I've just written the sentence: people may recognize standards that deem them unworthy and weren't sure whether it is correct: can a standard deem you unworthy? Would it sound too odd, or merely ...
0
votes
1answer
43 views

Grammar of “so long as S+V, S is otherwise [adjective]”

So long as the receiving market is financially open and deep enough, which many emerging countries now are, that money is otherwise pretty indifferent to the merits of the economies it is ...
2
votes
1answer
78 views

Does 'droll' have a negative connotation?

I'd taken droll to mean something like drily amusing, but without any implied negativity. But I've often heard people say Very droll! in response to something that they appear to find mildly ...
19
votes
3answers
2k views

Is it “chalk it up to” or “chock it up to”?

Grammarist & Our beloved StackExchange both say that the phrase "Chalk it up to" dates back to, among other things, debts being tallied on a chalkboard. However, when I hear the phrase "chock it ...
2
votes
1answer
50 views

Can 'atypical' be used for 'difficult'?

Atypical, so far as I know, means irregular, unusual or not typical/normal. Here in India, people generally use 'typical' to mean difficult or hard. (A question about that was also asked here some ...
-3
votes
1answer
54 views

He “clipped on” vs. “clicked on”

TV Show Friends – the United States, sitcom. (Season 3 Episode 22) Rachel: Oh, Phoebe, are you still on hold? I was supposed to call my Dad back like two hours ago. Phoebe: Oh, yeah, he ...
0
votes
1answer
48 views

How do I use the two meaning of the word “just” differently?

The English word "just" could mean "now" or "finally," for example: I just finished my homework. Does it mean "I finished my homework now" or "I finally finished my homework"? How do I use the ...
4
votes
2answers
65 views

Is “sordid” the right word?

I have a character who is of questionable morals and happens to shamelessly kill people for a living. They neither care who they kill nor care whether their actions are wrong, so long as they get ...
1
vote
2answers
62 views

Usage of the word “erroneous”

Can the word 'erroneous' be used to apply to a person, as in the term 'erroneous spouses'?
3
votes
1answer
101 views

Why does “eastwardly” have two opposite meanings?

"Eastwardly" can mean either from the east or to the east. How does one use it without ambiguity?
1
vote
0answers
54 views

A term for a particular or general skill that needs to be improved and acted on?

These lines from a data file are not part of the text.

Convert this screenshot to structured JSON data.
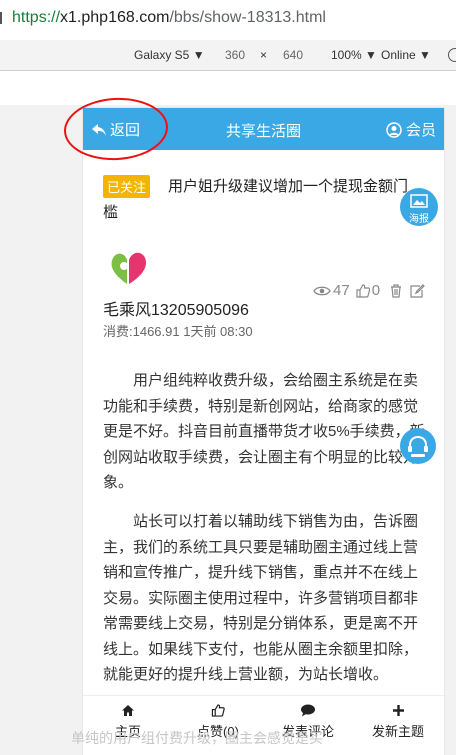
{
  "browser": {
    "url_protocol": "https://",
    "url_host": "x1.php168.com",
    "url_path": "/bbs/show-18313.html",
    "device": "Galaxy S5 ▼",
    "width": "360",
    "times": "×",
    "height": "640",
    "zoom": "100% ▼",
    "network": "Online ▼"
  },
  "topbar": {
    "back_label": "返回",
    "title": "共享生活圈",
    "member_label": "会员"
  },
  "post": {
    "follow_badge": "已关注",
    "title": "用户姐升级建议增加一个提现金额门槛",
    "poster_label": "海报",
    "author": "毛乘风13205905096",
    "meta": "消费:1466.91 1天前 08:30",
    "views": "47",
    "likes": "0",
    "paragraphs": [
      "用户组纯粹收费升级，会给圈主系统是在卖功能和手续费，特别是新创网站，给商家的感觉更是不好。抖音目前直播带货才收5%手续费，新创网站收取手续费，会让圈主有个明显的比较对象。",
      "站长可以打着以辅助线下销售为由，告诉圈主，我们的系统工具只要是辅助圈主通过线上营销和宣传推广，提升线下销售，重点并不在线上交易。实际圈主使用过程中，许多营销项目都非常需要线上交易，特别是分销体系，更是离不开线上。如果线下支付，也能从圈主余额里扣除，就能更好的提升线上营业额，为站长增收。"
    ],
    "ghost_text": "单纯的用户组付费升级，圈主会感觉是买"
  },
  "bottom_nav": {
    "home": "主页",
    "like": "点赞(0)",
    "comment": "发表评论",
    "new_topic": "发新主题"
  },
  "colors": {
    "accent": "#3aa8e4",
    "badge": "#f5b400",
    "annotation": "#e11111"
  }
}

The title says it all. I'm unable to come up with the term for something you have as a part of a skill-set that needs to be further improved upon. It may be something very simple that is also at the ...